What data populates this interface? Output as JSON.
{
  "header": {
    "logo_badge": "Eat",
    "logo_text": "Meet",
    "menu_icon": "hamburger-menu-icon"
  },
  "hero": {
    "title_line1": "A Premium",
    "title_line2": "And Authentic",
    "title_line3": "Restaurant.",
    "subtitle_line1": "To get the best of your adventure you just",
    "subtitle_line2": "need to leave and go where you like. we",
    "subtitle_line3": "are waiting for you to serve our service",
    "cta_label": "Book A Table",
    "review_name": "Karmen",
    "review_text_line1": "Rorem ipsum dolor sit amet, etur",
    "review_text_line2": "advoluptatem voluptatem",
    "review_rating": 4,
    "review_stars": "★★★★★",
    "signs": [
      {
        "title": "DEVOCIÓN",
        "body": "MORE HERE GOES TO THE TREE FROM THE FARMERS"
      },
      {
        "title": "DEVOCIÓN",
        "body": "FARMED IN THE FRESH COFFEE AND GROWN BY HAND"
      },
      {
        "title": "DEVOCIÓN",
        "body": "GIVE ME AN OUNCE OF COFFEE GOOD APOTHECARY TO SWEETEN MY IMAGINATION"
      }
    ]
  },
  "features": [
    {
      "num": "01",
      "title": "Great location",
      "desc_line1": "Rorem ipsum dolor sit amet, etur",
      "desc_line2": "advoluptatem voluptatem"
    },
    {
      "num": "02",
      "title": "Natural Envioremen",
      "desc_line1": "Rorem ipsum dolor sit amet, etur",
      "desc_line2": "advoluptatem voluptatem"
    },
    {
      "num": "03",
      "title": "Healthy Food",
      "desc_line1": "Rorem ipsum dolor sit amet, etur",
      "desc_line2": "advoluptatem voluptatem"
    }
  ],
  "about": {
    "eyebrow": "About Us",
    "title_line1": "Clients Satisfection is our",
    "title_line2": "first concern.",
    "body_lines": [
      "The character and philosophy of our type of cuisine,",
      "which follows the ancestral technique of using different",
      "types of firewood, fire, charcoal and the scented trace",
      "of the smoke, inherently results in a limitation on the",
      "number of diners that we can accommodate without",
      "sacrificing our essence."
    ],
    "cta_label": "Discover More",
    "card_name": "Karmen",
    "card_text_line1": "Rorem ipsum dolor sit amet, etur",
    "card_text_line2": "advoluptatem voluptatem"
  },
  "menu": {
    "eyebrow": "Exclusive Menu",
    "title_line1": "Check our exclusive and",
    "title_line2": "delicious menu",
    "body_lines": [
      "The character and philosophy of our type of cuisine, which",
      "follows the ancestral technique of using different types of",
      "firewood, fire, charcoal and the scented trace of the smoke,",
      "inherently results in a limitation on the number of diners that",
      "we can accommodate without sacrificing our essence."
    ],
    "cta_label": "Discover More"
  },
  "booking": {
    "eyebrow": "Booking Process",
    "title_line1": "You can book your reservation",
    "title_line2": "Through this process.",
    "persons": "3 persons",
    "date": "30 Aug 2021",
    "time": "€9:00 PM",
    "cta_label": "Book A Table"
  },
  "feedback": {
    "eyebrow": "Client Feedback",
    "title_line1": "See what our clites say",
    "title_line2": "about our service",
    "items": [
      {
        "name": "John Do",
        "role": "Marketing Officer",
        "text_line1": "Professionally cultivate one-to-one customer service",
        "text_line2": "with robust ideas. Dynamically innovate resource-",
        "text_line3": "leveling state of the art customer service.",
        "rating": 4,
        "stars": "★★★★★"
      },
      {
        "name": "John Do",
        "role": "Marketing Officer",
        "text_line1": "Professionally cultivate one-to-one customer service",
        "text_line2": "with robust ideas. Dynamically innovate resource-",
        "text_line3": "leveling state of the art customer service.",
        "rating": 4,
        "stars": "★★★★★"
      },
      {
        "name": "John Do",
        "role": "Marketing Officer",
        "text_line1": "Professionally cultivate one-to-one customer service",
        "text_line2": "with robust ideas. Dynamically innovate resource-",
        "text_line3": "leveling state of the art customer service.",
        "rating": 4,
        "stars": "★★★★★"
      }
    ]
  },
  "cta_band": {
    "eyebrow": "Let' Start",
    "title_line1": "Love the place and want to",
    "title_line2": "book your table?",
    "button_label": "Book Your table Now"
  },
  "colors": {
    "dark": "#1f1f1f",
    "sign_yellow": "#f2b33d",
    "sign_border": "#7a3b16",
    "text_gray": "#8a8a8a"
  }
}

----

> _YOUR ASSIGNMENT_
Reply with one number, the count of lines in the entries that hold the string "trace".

> _SOLVED EXERCISE_
2